His judgment was proven wrong twice and, due to the fact a player has a limited number of valuable challenges they can make, this only added to Li's frustration and dwindling focus.

Isn't it interesting how people question theiur own judgment more readily when under pressure?

'Are other people right and therefore I am wrong?'
'Am I on the right track?'

Having presence of mind is vital when building your powerful personal brand and learning to trust your own intuition - whatever the pressure - is a skill that will absolutely help your self-certainty soar.

When have you stood firm and trusted your intuition under testing cirumcumstances? I'd love to see your comments!

- Rebecca

Tuesday, January 17, 2012


I'm in the midst of reading Timothy Ferriss' "The 4 Hour Workweek" full of ideas and strategies to live life and run a business more efficiently.

The word 'experiment' comes up often. I like it. I think it should be used more often in conversation.

When coaching, the concept of having 'the' right answer rears its ugly head time and time again with different clients:

"What if I don't have the right answer? I'll sound stupid."
"What if I say the wrong thing? I'll look like a monkey."

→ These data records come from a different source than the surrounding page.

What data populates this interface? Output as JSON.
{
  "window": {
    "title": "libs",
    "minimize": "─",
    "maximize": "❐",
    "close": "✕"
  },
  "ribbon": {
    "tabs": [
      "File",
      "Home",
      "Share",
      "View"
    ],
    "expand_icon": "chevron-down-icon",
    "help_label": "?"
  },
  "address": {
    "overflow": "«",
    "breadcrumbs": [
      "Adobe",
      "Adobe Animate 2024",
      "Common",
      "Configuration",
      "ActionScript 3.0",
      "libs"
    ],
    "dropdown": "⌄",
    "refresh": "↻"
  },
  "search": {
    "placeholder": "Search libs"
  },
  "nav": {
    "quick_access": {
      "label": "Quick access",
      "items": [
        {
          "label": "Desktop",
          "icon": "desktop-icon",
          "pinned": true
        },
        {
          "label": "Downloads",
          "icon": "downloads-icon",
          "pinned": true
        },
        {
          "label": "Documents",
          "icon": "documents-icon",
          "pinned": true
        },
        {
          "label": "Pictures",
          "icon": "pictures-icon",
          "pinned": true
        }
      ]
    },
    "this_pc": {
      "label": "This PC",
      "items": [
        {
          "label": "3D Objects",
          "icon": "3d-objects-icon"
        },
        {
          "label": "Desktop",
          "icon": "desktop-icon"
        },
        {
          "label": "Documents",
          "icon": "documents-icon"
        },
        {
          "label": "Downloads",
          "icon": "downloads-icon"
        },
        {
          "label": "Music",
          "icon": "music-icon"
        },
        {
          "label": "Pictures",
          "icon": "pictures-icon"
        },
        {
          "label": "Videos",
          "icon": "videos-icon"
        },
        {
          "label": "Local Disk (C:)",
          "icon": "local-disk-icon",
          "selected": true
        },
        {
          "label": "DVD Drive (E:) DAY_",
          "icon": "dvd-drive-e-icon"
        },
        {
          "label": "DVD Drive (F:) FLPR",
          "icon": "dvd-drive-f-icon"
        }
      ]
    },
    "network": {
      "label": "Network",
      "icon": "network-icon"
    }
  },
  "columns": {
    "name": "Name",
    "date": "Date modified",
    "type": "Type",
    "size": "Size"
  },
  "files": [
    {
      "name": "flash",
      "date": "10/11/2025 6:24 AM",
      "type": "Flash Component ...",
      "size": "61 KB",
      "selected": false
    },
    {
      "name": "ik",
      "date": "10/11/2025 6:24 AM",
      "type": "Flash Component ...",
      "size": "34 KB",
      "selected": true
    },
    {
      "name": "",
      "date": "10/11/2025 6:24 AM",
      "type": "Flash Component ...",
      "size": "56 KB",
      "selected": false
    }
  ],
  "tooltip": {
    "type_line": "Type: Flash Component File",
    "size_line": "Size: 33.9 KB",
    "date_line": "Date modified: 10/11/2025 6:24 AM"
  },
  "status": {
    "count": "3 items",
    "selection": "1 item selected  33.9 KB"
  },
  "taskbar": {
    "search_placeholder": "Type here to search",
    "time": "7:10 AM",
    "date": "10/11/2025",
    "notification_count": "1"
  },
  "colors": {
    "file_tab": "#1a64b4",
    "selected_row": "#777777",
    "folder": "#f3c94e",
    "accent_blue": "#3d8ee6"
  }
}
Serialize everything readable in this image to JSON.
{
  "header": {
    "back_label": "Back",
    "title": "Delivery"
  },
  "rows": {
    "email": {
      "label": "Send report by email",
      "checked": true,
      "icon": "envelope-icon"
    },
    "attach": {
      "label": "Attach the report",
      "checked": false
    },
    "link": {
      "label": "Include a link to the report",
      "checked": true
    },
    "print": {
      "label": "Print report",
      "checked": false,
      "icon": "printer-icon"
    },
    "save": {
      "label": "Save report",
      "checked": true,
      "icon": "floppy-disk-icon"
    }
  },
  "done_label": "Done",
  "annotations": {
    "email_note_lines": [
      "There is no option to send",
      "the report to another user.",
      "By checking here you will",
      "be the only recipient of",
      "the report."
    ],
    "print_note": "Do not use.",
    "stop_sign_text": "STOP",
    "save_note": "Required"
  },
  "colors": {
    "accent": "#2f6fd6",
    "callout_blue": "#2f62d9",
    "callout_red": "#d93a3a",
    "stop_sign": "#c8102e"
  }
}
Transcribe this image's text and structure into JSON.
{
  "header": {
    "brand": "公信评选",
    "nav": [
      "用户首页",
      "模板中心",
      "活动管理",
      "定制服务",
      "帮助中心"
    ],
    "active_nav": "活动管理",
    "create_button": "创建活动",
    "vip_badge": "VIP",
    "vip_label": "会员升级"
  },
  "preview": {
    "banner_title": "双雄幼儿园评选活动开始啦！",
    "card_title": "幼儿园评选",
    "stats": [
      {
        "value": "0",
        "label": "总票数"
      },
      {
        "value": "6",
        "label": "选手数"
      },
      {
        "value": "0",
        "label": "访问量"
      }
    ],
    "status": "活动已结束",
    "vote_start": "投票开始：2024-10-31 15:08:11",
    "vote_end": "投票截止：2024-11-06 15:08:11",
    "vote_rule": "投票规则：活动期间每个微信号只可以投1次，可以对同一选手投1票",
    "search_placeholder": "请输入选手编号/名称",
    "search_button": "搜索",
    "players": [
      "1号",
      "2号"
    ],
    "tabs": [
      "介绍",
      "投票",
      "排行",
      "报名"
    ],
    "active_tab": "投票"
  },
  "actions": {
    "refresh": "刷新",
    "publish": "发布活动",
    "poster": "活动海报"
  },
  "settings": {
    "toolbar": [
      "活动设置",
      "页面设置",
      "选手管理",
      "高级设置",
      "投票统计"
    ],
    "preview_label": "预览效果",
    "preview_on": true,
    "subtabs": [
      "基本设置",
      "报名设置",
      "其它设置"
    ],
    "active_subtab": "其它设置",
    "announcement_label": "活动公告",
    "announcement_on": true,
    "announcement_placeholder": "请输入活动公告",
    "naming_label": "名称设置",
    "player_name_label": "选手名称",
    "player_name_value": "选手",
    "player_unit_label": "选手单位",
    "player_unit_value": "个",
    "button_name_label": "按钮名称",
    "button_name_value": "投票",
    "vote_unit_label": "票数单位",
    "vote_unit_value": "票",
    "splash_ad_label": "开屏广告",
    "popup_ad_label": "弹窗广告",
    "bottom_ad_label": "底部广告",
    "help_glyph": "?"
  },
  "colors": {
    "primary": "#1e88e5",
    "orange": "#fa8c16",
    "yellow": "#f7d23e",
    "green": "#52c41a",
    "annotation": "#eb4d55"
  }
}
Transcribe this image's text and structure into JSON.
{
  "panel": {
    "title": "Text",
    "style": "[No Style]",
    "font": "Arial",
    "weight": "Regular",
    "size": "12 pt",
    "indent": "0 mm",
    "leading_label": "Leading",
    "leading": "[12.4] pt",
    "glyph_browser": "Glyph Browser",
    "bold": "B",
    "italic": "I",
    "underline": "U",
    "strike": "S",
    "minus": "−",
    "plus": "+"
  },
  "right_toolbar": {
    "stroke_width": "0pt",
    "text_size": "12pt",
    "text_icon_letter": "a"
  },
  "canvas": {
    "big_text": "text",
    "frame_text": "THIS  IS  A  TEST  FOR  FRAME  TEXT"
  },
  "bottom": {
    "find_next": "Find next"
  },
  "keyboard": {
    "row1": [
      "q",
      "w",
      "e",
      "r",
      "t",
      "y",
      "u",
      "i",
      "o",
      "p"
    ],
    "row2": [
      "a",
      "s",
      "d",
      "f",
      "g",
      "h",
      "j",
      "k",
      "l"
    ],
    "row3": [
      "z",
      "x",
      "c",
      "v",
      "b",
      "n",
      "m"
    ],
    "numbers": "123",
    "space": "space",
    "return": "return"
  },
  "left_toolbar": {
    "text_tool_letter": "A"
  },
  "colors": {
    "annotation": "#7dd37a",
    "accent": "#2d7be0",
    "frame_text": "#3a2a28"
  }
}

Fears like these are commonplace so if you see yourself saying either of the above, you can rest safe in the knowledge that you're not alone. That said, it doesn't mean that either statement is likely to propel you forwards.

Let's re-wind the clock.

Think back to being young. Remember how wonderful it was to have no woes. At age 5 the biggest worry you'll have had was whether or not to wear blue or white shoes.

These were days of play. Of experience. Of learning. At this age we were content seeing how things worked, how they could be broken and put back together again.

- We were okay if the building blocks fell over. We just built them up again.

- We were okay if we said the wrong word. We just saw it as an opportunity to learn.

- We were okay if we made chocolate chip cookies with pink icing on top. We just saw it as a means to get more sugar in our bellies.

We were EXPERIMENTING. And not only was it 'okay' - it was also a heap of fun.

Here's a thought: give yourself permission to experiment. To play. To get things 'wrong' and see the funny side.

Life and work are so much more fun when we get curious and choose to experiment rather than seeking the truth or the 'right' answer. Who knows? You might uncover something even better.

Mmmm ... Choc chips cookies with pink icing ... I could be onto something!

- Rebecca